## Task directions
Filter these entries so that only lines with the word "JSON" remain.

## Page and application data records
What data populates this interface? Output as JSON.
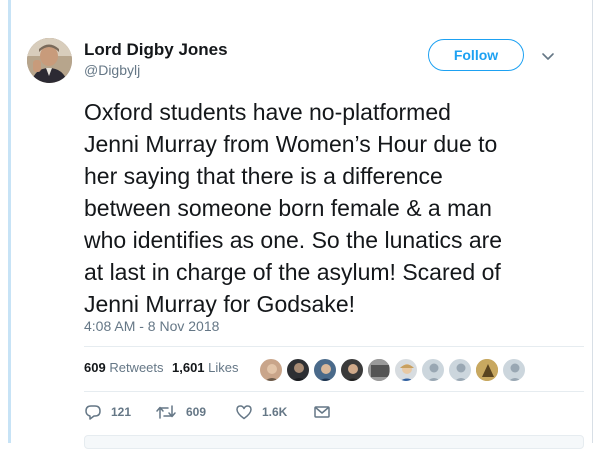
{
  "author": {
    "name": "Lord Digby Jones",
    "handle": "@Digbylj"
  },
  "follow_label": "Follow",
  "tweet": {
    "lines": [
      "Oxford students have no-platformed",
      "Jenni Murray from Women’s Hour due to",
      "her saying that there is a difference",
      "between someone born female & a man",
      "who identifies as one. So the lunatics are",
      "at last in charge of the asylum! Scared of",
      "Jenni Murray for Godsake!"
    ],
    "timestamp": "4:08 AM - 8 Nov 2018"
  },
  "stats": {
    "retweets_count": "609",
    "retweets_label": "Retweets",
    "likes_count": "1,601",
    "likes_label": "Likes"
  },
  "actions": {
    "reply_count": "121",
    "retweet_count": "609",
    "like_count": "1.6K"
  },
  "colors": {
    "accent": "#1da1f2",
    "muted": "#657786",
    "text": "#14171a"
  }
}
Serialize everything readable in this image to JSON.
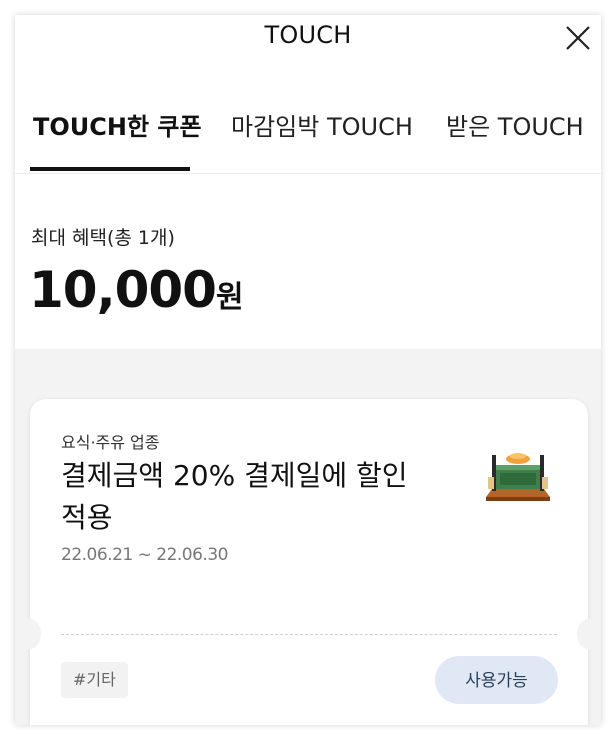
{
  "header": {
    "title": "TOUCH",
    "close_icon": "close-icon"
  },
  "tabs": [
    {
      "label": "TOUCH한 쿠폰",
      "active": true
    },
    {
      "label": "마감임박 TOUCH",
      "active": false
    },
    {
      "label": "받은 TOUCH",
      "active": false
    }
  ],
  "summary": {
    "label": "최대 혜택(총 1개)",
    "amount": "10,000",
    "unit": "원"
  },
  "coupon": {
    "category": "요식·주유 업종",
    "title": "결제금액 20% 결제일에 할인 적용",
    "period": "22.06.21 ~ 22.06.30",
    "tag": "#기타",
    "status_button": "사용가능",
    "thumbnail_icon": "food-stand-icon"
  },
  "colors": {
    "accent_underline": "#111111",
    "list_background": "#f3f3f3",
    "status_button_bg": "#dfe8f4",
    "status_button_text": "#2b3e59"
  }
}
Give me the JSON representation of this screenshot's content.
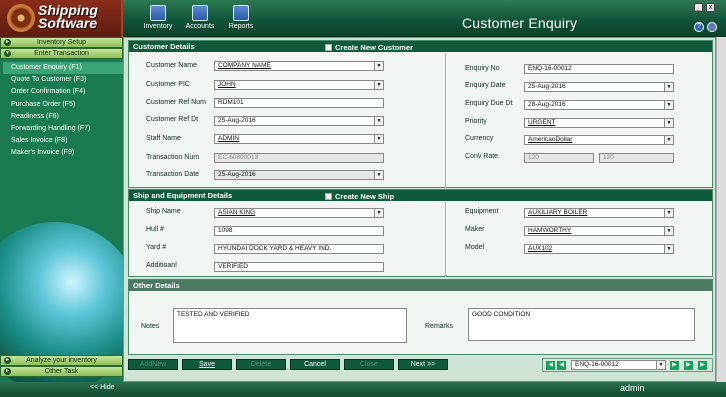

## Answer box
What data populates this interface? Output as JSON.
Serialize everything readable in this image to JSON.
Give me the JSON representation of this screenshot's content.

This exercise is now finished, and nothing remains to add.